Arshile Gorky (1904 – 1948) based this portrait of himself and his mother on a photograph taken in his native Armenia in 1912, when he was eight years old. Three years later, during the Ottoman Turk campaign of ethnic cleansing against the Armenians, Gorky, his mother and his younger sister all survived a death march. Tragically, his mother never recovered her health. She died in 1919 from starvation — one of the estimated one million to one and a half million victims of what is now widely referred to as the Armenian genocide.  The following year, at the age of fifteen Gorky emigrated to the United States with his sister. As Gorky established his career as an artist, he became preoccupied with the photograph. The Artist and His Mother, made over the span of ten years (1926 – 1936) does not attempt to reproduce the camera’s image precisely, but instead reduces it to broad areas of muted, softly brushed color. The mask-like faces and undefined hands of the figures at once suggest their loss of physical connection and the difficulty of accessing memories over time.
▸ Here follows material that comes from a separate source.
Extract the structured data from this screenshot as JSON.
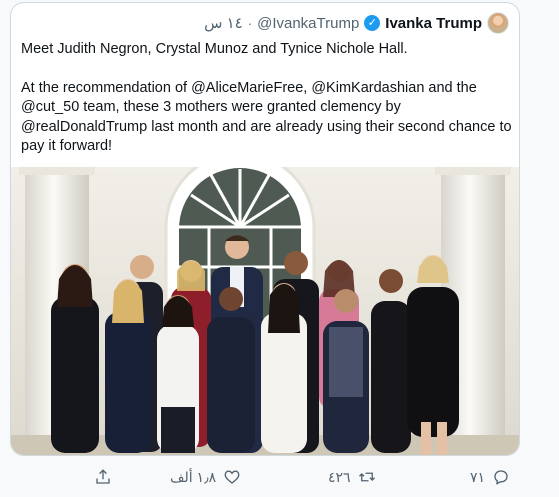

Photographed in the Whitney Museum in NYC.

Modern Art Monday Presents: Raphael Soyer, Office Girls

Office Girls
Photo By Gail

As an astute observer of Depression-era New York, Raphael Soyer (1899 – 1987) evoked the inner lives on anonymous city dwellers. His paintings frequently depict the new generation of female workers that he encountered in his Union Square neighborhood. Leaving the home for secretarial and clerical jobs, these woman depicted in Office Girls (1936) achieved an independence that was unprecedented for women of the period, even while unemployment remained high among men. While his artist colleagues usually portrayed these young women in optimistic terms, Soyer’s composition strikes a more ambivalent tone. Squeezed between a throng of rushing female workers and a glowering man, the central woman looks out at the viewer with a gaze that is at once weary and unflinching.

Photographed in the Whitney Museum on NYC.

Larry Bell’s Pacific Red II at the Whitney Museum

Pacific Red II

Larry Bell has exploited the transparency and reflectivity of glass to great effect since the beginning of his career, when he inserted a square piece of glass into a painting and titled it Ghost Box (1962).  Pacific Red II (2017)

Pacific Red II

Pacific Red II

Over the years, Bell has developed coating and laminating techniques in order to tint his sculptures or imbue them with metallic or smoky finishes.

Pacific Red II

Pacific Red II

Here on the Whitney Museum 5th floor outdoor terrace, Bell has installed Pacific Red II (2017), a work consisting of six laminated glass cubes, each measuring six-by-eight feet, and enclosing another six-by-four foot glass box.

Pacific Red II

Pacific Red II

The multiple surface interplay and respond to their urban surroundings, when glass towers abound.

Pacific Red II

Pacific Red II

Read more about the painstakingly brutal installation process of Pacific Red II, and see a video, at This Link.

Pacific Red II